you cannot organize to undo

Updated: Apr 3

My 29th interview was with an African American female elder. Here are some of her thoughts in response to the prompt "imagine a U.S. without racism."


It's not possible.

The U.S. does not live in isolation of the world. The question would have to be larger.


Everyone would have to quench their thirst to dominate.

Even before you can have empathy and see your journey as a human being connected to every other journey as a human being, you have to not want to dominate people. That would have to happen first. And education would have to change. Study geography, history, and economics.

We talked about self-reliance. Her mother made their own soaps, she herself grew up churning their own butter. They lived in the city and still grew their own food.

I would go with her to the pharmacy and she bought all the things she needed to make lotion, medicines, preserves. I taught it to my children and we chuckle because people think it's an oddity in the world... I believe there is a "food industrial complex" and food has been used as a weapon. That's not just in the United States.


I asked her about hope.

I see hope everyday. I see people doing things everyday. I believe deeply in the innate goodness of people. My grandkids say I'm being foolish, but I continue to believe in the goodness of people.


I asked her again about the prompt "imagine a U.S. without racism," and she winced.

This is a personal belief: you cannot organize to undo something. You can organize to DO something. By even thinking you're undoing it, you're giving it the power that it controls the situation. You do not give power to words that are not your power words.


And with that, she flipped my thinking. "Imagine a U.S. without racism," isn't the right prompt to ask. Should it instead be "imagine a just neighborhood, a just community, a just United States"? And can we organize To Do?

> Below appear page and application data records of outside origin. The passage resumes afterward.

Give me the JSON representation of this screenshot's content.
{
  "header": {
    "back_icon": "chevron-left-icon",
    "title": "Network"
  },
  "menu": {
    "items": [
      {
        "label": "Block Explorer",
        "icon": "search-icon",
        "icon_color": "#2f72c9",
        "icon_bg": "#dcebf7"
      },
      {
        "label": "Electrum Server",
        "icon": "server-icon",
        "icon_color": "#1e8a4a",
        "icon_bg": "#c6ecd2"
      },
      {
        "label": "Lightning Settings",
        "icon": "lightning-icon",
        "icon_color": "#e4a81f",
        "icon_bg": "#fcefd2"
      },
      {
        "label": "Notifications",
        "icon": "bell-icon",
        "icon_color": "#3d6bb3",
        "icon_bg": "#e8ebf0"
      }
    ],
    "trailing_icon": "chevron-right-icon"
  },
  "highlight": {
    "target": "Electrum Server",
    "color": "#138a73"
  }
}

Come see the play to see how this influenced the script.

8 views0 comments

Recent Posts

See All

Words from an interviewee: I'm 65. I grew up as a child in the 60s... the city I grew up in was interesting because I never saw any Colored Only signs or Black or White Only signs, yet I was fully awa

Word from an interviewee: "What racism?" I love America. I have an American flag hanging on my house. I am a big proponent of the concept of a unified America. I am not a big fan of divisionist focus

Word from an interviewee: In this society and as a Black woman, I am conditioned to always be working -- that my value comes from my work... I always watched every Black woman around me constantly doi